Brent D. Maher

Maher, B.D., 2019. Technically Allowed: Federal Scrutiny of Stanford University's Indirect Cost Expenditures and the Changing Context for Research Universities in the Post-Cold War Era. History of Education Quaterly , 59 (1) , pp. 97-127. Publisher's VersionAbstract
Stanford University's indirect cost rates for federally sponsored research dramatically increased from 58 percent in 1980 to 78 percent in 1991. Faculty frustration with increasing rates and scrutiny from a zealous government contracting officer culminated in a congressional inquiry into Stanford's indirect cost accounting practices in 1990 and 1991. The investigation revealed controversial luxury expenses charged to the government, including a yacht and antiques for the Stanford president's home, which attracted extensive public attention. Stanford president Donald Kennedy admitted some expenses were accounting errors but defended many expenses as permissible under government rules. Stanford's aggressive overhead recovery practices represent the institution's struggle to adapt to a changing economy for sponsored research in the twilight of the Cold War. The congressional response, which included a cap on administrative cost recovery for all universities, highlighted how shifting federal priorities—from defense research to deficit reduction—strained the relationship between the federal government and academic science.
Brent Maher

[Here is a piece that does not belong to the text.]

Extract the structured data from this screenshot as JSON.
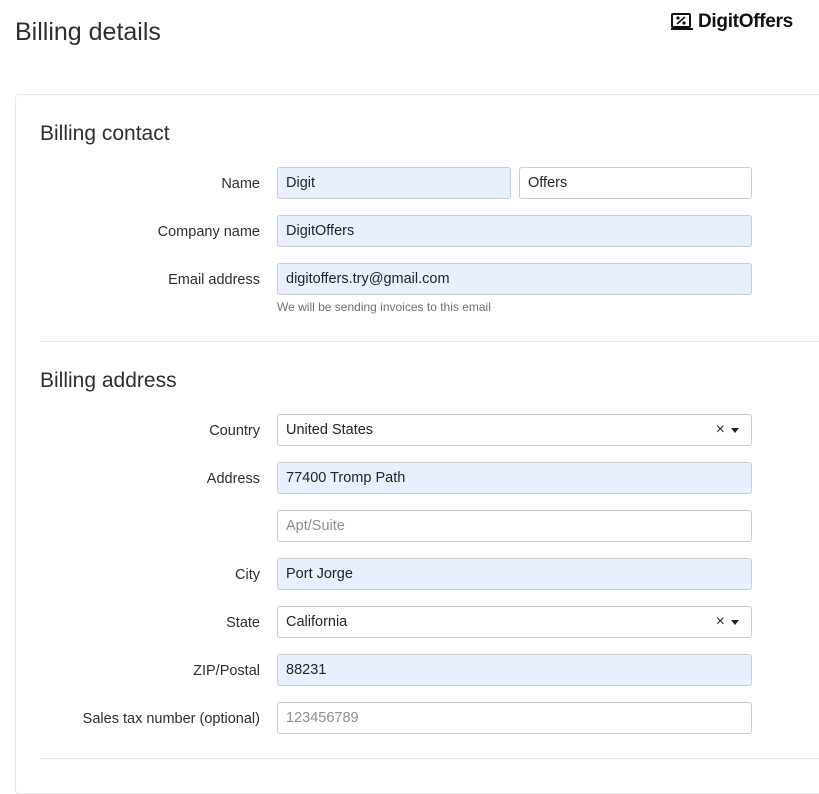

Dr. Brent D. Maher

Director of Academic Assessment, Davidson College
Ed.D. (2019) Harvard Graduate School of Education

In Fall 2017, Brent Maher began serving as the Director of Academic Assessment at Davidson College in Davidson, North Carolina. In this role, he assists the college in establishing and assessing learning outcomes for the liberal arts, majors, and courses. Brent's scholarly interests focus on the history of higher education policy with particular attention to debates between higher education and government regarding the public purposes of higher education.... Read more about Brent D. Maher